**TASK PROMPT**
Output all of the lines below exactly, and leave out each image.

┌──

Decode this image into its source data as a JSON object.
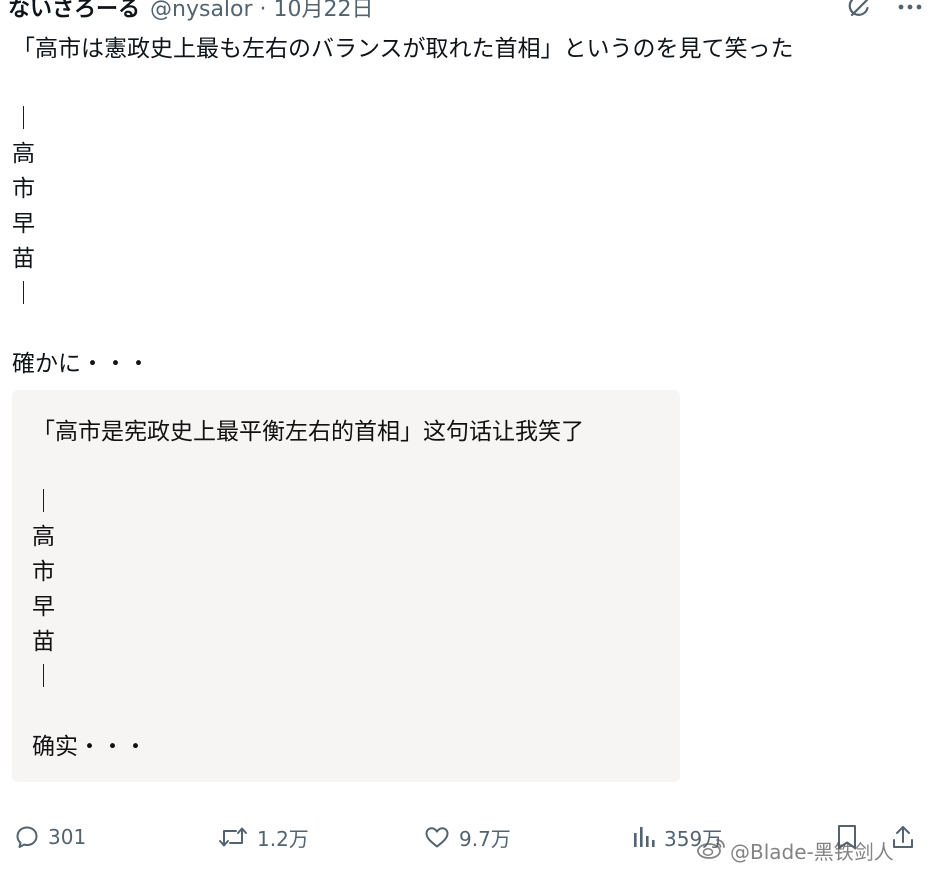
{
  "header": {
    "display_name": "ないさろーる",
    "handle": "@nysalor",
    "separator": "·",
    "date": "10月22日"
  },
  "tweet": {
    "lines": [
      "「高市は憲政史上最も左右のバランスが取れた首相」というのを見て笑った",
      "",
      "｜",
      "高",
      "市",
      "早",
      "苗",
      "｜",
      "",
      "確かに・・・"
    ]
  },
  "translation_card": {
    "lines": [
      "「高市是宪政史上最平衡左右的首相」这句话让我笑了",
      "",
      "｜",
      "高",
      "市",
      "早",
      "苗",
      "｜",
      "",
      "确实・・・"
    ]
  },
  "actions": {
    "reply_count": "301",
    "repost_count": "1.2万",
    "like_count": "9.7万",
    "views_count": "359万"
  },
  "watermark": {
    "text": "@Blade-黑铁剑人"
  },
  "icons": {
    "grok": "grok-icon",
    "more": "more-icon",
    "reply": "reply-icon",
    "repost": "repost-icon",
    "like": "heart-icon",
    "views": "views-icon",
    "bookmark": "bookmark-icon",
    "share": "share-icon",
    "weibo": "weibo-icon"
  },
  "colors": {
    "text": "#0f1419",
    "secondary": "#536471",
    "card_background": "#f7f4f4"
  }
}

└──

**EXERCISE RESULT**
Decode this image into its source data as a JSON object.
{
  "header": {
    "display_name": "ないさろーる",
    "handle": "@nysalor",
    "separator": "·",
    "date": "10月22日"
  },
  "tweet": {
    "lines": [
      "「高市は憲政史上最も左右のバランスが取れた首相」というのを見て笑った",
      "",
      "｜",
      "高",
      "市",
      "早",
      "苗",
      "｜",
      "",
      "確かに・・・"
    ]
  },
  "translation_card": {
    "lines": [
      "「高市是宪政史上最平衡左右的首相」这句话让我笑了",
      "",
      "｜",
      "高",
      "市",
      "早",
      "苗",
      "｜",
      "",
      "确实・・・"
    ]
  },
  "actions": {
    "reply_count": "301",
    "repost_count": "1.2万",
    "like_count": "9.7万",
    "views_count": "359万"
  },
  "watermark": {
    "text": "@Blade-黑铁剑人"
  },
  "icons": {
    "grok": "grok-icon",
    "more": "more-icon",
    "reply": "reply-icon",
    "repost": "repost-icon",
    "like": "heart-icon",
    "views": "views-icon",
    "bookmark": "bookmark-icon",
    "share": "share-icon",
    "weibo": "weibo-icon"
  },
  "colors": {
    "text": "#0f1419",
    "secondary": "#536471",
    "card_background": "#f7f4f4"
  }
}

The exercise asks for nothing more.